Problem to solve ::
Below are records to be repeated in full. Give them exactly.

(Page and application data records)
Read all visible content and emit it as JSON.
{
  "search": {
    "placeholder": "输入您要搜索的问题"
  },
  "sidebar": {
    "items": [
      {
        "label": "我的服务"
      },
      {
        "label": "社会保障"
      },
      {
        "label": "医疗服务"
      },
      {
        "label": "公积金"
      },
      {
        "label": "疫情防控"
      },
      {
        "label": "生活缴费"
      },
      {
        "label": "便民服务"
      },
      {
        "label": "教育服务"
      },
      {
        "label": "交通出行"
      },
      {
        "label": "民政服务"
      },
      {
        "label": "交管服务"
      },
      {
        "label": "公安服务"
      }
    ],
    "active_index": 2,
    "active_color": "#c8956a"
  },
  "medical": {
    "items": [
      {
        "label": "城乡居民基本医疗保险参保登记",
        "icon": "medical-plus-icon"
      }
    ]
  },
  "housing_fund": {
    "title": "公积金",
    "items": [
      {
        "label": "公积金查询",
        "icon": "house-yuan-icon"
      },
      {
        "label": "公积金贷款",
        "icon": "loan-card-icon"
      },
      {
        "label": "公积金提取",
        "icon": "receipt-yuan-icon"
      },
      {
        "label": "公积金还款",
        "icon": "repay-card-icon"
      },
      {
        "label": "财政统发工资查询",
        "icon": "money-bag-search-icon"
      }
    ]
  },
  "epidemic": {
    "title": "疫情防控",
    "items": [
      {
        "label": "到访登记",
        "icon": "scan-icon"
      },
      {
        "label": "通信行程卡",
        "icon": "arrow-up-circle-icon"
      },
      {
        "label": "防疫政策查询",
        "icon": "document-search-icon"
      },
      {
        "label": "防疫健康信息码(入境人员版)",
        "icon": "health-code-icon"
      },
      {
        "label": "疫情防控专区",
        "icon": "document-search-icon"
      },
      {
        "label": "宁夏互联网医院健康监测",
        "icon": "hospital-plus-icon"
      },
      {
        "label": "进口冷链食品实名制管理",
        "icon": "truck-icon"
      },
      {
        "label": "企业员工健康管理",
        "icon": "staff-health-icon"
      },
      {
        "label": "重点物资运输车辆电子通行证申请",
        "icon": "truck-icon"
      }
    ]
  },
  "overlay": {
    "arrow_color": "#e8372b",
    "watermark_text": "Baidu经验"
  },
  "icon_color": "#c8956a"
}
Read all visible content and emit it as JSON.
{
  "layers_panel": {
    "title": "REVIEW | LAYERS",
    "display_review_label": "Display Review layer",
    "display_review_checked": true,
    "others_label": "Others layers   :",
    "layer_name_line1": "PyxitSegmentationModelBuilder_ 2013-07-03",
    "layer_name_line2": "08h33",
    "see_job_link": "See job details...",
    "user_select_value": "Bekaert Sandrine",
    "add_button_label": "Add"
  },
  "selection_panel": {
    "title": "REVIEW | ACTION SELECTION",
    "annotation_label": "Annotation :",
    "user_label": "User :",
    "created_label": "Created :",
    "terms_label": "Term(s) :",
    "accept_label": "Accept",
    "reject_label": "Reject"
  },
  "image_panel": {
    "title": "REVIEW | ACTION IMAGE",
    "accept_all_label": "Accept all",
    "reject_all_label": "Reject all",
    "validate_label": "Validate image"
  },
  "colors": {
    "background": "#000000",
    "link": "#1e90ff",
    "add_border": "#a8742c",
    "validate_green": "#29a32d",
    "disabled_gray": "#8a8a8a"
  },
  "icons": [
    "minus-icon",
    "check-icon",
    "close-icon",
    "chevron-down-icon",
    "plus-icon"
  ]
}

Task output ::
Read all visible content and emit it as JSON.
{
  "search": {
    "placeholder": "输入您要搜索的问题"
  },
  "sidebar": {
    "items": [
      {
        "label": "我的服务"
      },
      {
        "label": "社会保障"
      },
      {
        "label": "医疗服务"
      },
      {
        "label": "公积金"
      },
      {
        "label": "疫情防控"
      },
      {
        "label": "生活缴费"
      },
      {
        "label": "便民服务"
      },
      {
        "label": "教育服务"
      },
      {
        "label": "交通出行"
      },
      {
        "label": "民政服务"
      },
      {
        "label": "交管服务"
      },
      {
        "label": "公安服务"
      }
    ],
    "active_index": 2,
    "active_color": "#c8956a"
  },
  "medical": {
    "items": [
      {
        "label": "城乡居民基本医疗保险参保登记",
        "icon": "medical-plus-icon"
      }
    ]
  },
  "housing_fund": {
    "title": "公积金",
    "items": [
      {
        "label": "公积金查询",
        "icon": "house-yuan-icon"
      },
      {
        "label": "公积金贷款",
        "icon": "loan-card-icon"
      },
      {
        "label": "公积金提取",
        "icon": "receipt-yuan-icon"
      },
      {
        "label": "公积金还款",
        "icon": "repay-card-icon"
      },
      {
        "label": "财政统发工资查询",
        "icon": "money-bag-search-icon"
      }
    ]
  },
  "epidemic": {
    "title": "疫情防控",
    "items": [
      {
        "label": "到访登记",
        "icon": "scan-icon"
      },
      {
        "label": "通信行程卡",
        "icon": "arrow-up-circle-icon"
      },
      {
        "label": "防疫政策查询",
        "icon": "document-search-icon"
      },
      {
        "label": "防疫健康信息码(入境人员版)",
        "icon": "health-code-icon"
      },
      {
        "label": "疫情防控专区",
        "icon": "document-search-icon"
      },
      {
        "label": "宁夏互联网医院健康监测",
        "icon": "hospital-plus-icon"
      },
      {
        "label": "进口冷链食品实名制管理",
        "icon": "truck-icon"
      },
      {
        "label": "企业员工健康管理",
        "icon": "staff-health-icon"
      },
      {
        "label": "重点物资运输车辆电子通行证申请",
        "icon": "truck-icon"
      }
    ]
  },
  "overlay": {
    "arrow_color": "#e8372b",
    "watermark_text": "Baidu经验"
  },
  "icon_color": "#c8956a"
}
Read all visible content and emit it as JSON.
{
  "layers_panel": {
    "title": "REVIEW | LAYERS",
    "display_review_label": "Display Review layer",
    "display_review_checked": true,
    "others_label": "Others layers   :",
    "layer_name_line1": "PyxitSegmentationModelBuilder_ 2013-07-03",
    "layer_name_line2": "08h33",
    "see_job_link": "See job details...",
    "user_select_value": "Bekaert Sandrine",
    "add_button_label": "Add"
  },
  "selection_panel": {
    "title": "REVIEW | ACTION SELECTION",
    "annotation_label": "Annotation :",
    "user_label": "User :",
    "created_label": "Created :",
    "terms_label": "Term(s) :",
    "accept_label": "Accept",
    "reject_label": "Reject"
  },
  "image_panel": {
    "title": "REVIEW | ACTION IMAGE",
    "accept_all_label": "Accept all",
    "reject_all_label": "Reject all",
    "validate_label": "Validate image"
  },
  "colors": {
    "background": "#000000",
    "link": "#1e90ff",
    "add_border": "#a8742c",
    "validate_green": "#29a32d",
    "disabled_gray": "#8a8a8a"
  },
  "icons": [
    "minus-icon",
    "check-icon",
    "close-icon",
    "chevron-down-icon",
    "plus-icon"
  ]
}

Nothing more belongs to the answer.